The two reportedly discussed what will be a first for a US president: calling the 1915 mass killings a ‘genocide’.
Turkey’s President Recep Tayyip Erdogan has denounced United States President Joe Biden’s recognition of the Armenian genocide as “groundless” and harmful to bilateral ties.
Biden’s historic declaration on Saturday infuriated the US’s NATO ally Turkey, which has said the announcement had opened a “deep wound” in relations that have already been strained over a host of issues.
In a televised address on Monday, Erdogan said “the wrong step” would hinder ties and said Turkey still sought to establish “good neighbourly” ties with Armenia.
“The US president has made comments that are groundless and unfair,” Erdogan said.
“We believe that these comments were included in the declaration following pressure from radical Armenian groups and anti-Turkish circles. But this situation does not reduce the destructive impact of these comments.”
The Armenians – supported by historians and scholars – say 1.5 million of their people died in a “genocide” committed under the Ottoman Empire during World War I.
Ankara accepts that both Armenians and Turks died in huge numbers as Ottoman forces fought tsarist Russia.

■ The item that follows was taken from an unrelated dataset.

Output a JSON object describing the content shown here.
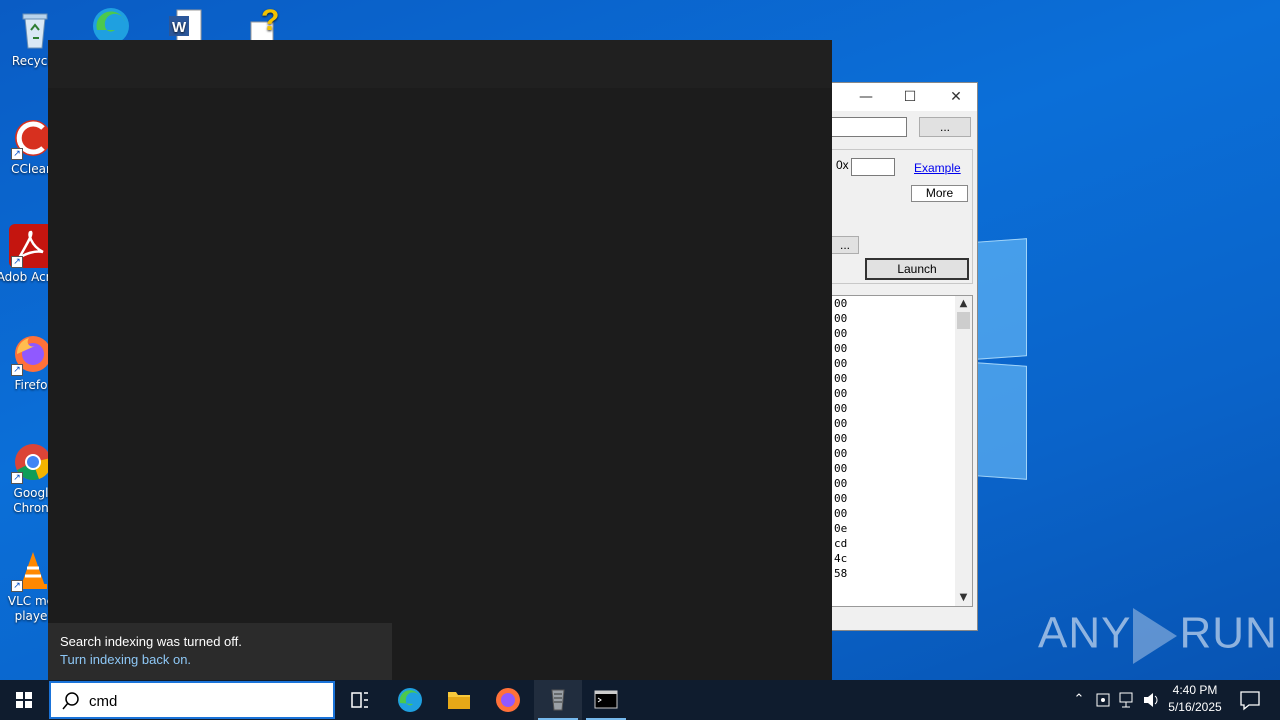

But Turkey vehemently denies a deliberate policy of genocide and notes that the term had not been legally defined at the time.
Biden tried to temper the expected Turkish anger by calling Erdogan for the first time since taking office in January.
The two leaders agreed in the Friday phone call to meet on the sidelines of a NATO summit in June.
But Erdogan said on Monday that Biden needed “to look in the mirror” when calling the century-old events a genocide.
“The Native Americans, I don’t even need to mention them, what happened is clear,” he said, in reference to the treatment of Native Americans by European settlers.
“While all these truths are out there, you cannot pin the genocide accusation on the Turkish people.”
Al Jazeera’s Kimberly Halkett, reporting from Washington, DC, said that “historically, this has been about 40 years in the making in terms of successive presidents promising to do this declaration and then learning once they were in office that for strategic interests, it may not be in the US’s best interests to do so.
“That dynamic has changed. The feeling in the US is that it’s a result of Turkey’s actions, not the US’s actions that have resulted in this declaration,” Halkett said.
She added that the US administration views Turkey as a NATO partner but believes that Turkey has not always reciprocated.
Biden’s statement came at a time when Ankara and Washington have been struggling to repair ties, strained when Turkey bought S-400 missile defence systems from Russia, resulting in US sanctions, policy differences in Syria and legal matters.
Erdogan said he expected to “open the door for a new period” in ties and discuss all disputes with Biden at the NATO summit in June, but warned that ties would deteriorate further unless the allies could compartmentalise issues.
“We now need to put aside our disagreements and look at what steps we can take from now on, otherwise we will have no choice but to do what is required by the level our ties fell to on April 24,” he said.